Gerbilling, also known as gerbil stuffing or gerbil shooting, is an urban legend that describes a supposed sexual practice of inserting small live animals (usually gerbils but also mice, hamsters, rats and various other rodents) into the human rectum to obtain stimulation. Some variations of the legend suggest that the rodent be covered in a psychoactive substance such as cocaine prior to being inserted.
According to folklorist Jan Harold Brunvand, accounts of gerbilling were first recorded in 1984 and initially were said to involve a mouse and an unidentified man. In subsequent versions of the story, the animal was a gerbil and the story applied to several male celebrities. Rumors surrounding various male celebrities engaging in gerbilling have become persistent urban legends.
Mike Walker, a National Enquirer gossip columnist, spent months attempting to verify the gerbilling rumors about a celebrity. "I've never worked harder on a story in my life," Walker told the Palm Beach Post in 1995. After much investigation, he was unable to find any evidence that a gerbilling incident ever happened: "I'm convinced that it's nothing more than an urban legend."
Nonetheless, the practice of gerbilling remains in popular culture. A February 2015 episode of Family Feud featured a woman who immediately answered "a gerbil" when host Steve Harvey asked "Name something a doctor would pull out of a person." The response produced prolonged laughter from the audience and a stunned silence from Harvey; even the other contestant at the podium bursted out laughing over her response. The clip of the scene from the episode quickly went viral.
- Rectal foreign object
- "The Death Camp of Tolerance", an episode of South Park that features the urban legend
- Barbara and David P. Mikkelson (2001-11-18). "From Gere to eternity". Urban Legends Reference Pages. snopes.com. Retrieved February 8, 2012.
- Brunvand, Jan Harold (2001). "The Colo-Rectal Mouse". Encyclopedia of Urban Legends. W.W. Norton & Company. p. 81. ISBN 978-1-57607-076-5. ISBN 9781576070765
- Brunvand, Jan Harold (2001). "Gerbiling". Encyclopedia of Urban Legends. W.W. Norton & Company. p. 166. ISBN 978-1-57607-076-5. ISBN 9781576070765
- "Gerbilling Mishap Injures Two". About.com. Retrieved September 28, 2012.
- Dan Savage (March 20, 2013). "Gerbils? Again?". thestranger.com.
- Young, Paul (2002). L.A. Exposed: Strange Myths and Curious Legends in the City of Angels.
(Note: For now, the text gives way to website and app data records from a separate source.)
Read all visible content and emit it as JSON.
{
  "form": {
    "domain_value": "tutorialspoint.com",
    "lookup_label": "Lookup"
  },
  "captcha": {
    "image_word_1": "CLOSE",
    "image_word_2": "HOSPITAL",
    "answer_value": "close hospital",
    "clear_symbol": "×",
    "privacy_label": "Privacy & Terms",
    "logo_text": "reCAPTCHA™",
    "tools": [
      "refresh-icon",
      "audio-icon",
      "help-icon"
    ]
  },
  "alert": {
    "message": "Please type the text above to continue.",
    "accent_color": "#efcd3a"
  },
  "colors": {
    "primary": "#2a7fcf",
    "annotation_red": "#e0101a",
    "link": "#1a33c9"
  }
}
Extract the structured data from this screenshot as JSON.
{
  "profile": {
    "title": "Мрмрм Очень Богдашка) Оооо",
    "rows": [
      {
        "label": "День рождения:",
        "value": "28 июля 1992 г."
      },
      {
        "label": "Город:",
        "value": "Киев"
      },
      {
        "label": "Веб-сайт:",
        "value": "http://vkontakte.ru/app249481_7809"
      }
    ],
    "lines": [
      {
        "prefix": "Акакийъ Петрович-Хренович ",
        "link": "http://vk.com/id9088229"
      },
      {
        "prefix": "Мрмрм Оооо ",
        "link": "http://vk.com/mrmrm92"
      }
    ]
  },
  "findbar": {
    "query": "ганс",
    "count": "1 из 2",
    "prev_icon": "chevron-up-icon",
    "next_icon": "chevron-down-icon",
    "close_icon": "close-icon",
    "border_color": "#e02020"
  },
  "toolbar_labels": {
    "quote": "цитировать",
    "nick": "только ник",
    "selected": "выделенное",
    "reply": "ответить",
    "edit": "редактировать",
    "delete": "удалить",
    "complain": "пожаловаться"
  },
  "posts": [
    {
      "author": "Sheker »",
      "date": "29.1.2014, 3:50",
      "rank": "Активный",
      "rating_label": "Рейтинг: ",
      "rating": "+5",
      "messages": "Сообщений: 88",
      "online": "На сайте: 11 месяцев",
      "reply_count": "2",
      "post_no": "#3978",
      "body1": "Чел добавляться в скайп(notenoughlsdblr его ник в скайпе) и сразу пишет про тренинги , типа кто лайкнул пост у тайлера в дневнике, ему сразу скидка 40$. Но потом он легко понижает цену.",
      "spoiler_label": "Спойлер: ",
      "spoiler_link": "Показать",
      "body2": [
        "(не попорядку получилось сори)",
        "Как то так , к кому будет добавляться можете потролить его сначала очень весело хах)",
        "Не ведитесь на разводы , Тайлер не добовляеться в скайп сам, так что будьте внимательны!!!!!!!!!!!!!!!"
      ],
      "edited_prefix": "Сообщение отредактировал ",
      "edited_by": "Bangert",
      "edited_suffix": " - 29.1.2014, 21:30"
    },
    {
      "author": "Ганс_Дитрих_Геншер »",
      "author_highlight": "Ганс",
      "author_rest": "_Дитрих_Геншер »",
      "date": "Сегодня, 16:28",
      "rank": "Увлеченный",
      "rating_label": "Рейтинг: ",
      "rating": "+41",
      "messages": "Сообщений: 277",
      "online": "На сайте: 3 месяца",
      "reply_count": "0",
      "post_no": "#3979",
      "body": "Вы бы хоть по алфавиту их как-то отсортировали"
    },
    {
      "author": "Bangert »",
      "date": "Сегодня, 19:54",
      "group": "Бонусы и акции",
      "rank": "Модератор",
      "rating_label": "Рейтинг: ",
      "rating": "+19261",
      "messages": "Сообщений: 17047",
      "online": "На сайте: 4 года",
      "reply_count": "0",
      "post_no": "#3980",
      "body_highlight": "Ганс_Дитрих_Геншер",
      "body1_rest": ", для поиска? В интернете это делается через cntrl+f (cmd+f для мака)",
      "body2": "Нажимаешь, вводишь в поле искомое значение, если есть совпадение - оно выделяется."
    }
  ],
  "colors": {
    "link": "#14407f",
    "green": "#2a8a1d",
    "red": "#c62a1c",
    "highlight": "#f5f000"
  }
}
St. Martin's Griffin. p. 20. ISBN 978-0312206468.
- Adams, Cecil (1986). "Is It True What they Say About Gerbils?" The Straight Dope, March 28, 1986.
- Busch, D. B.; Starling, J. R. (1986). "Rectal foreign bodies: case reports and a comprehensive review of the world's literature". Surgery 100 (3): 512–519. PMID 3738771.
- She said what? Possibly the most awkward answer ever shouted on game show KSTU (02/12/2015)
- Norine Dresser (July 1994). "The Case of the Missing Gerbil". Western Folklore 53 (3): 229–242. JSTOR 1499810.
- Barbara and David P. Mikkelson (2001-11-18). "From Gere to Eternity". Urban Legends Reference Pages.
- Cecil Adams (1986-03-28). "Is it true what they say about gerbils?". The Straight Dope.
- Becky Vorpagel (1988). "A rodent by Any Other Name: Implications of a Contemporary Legend". International Folklore Review 6: 53–57.
- Jane Hu (2012-11-19). "A Complete History Of Gerbiling So Far". The Awl.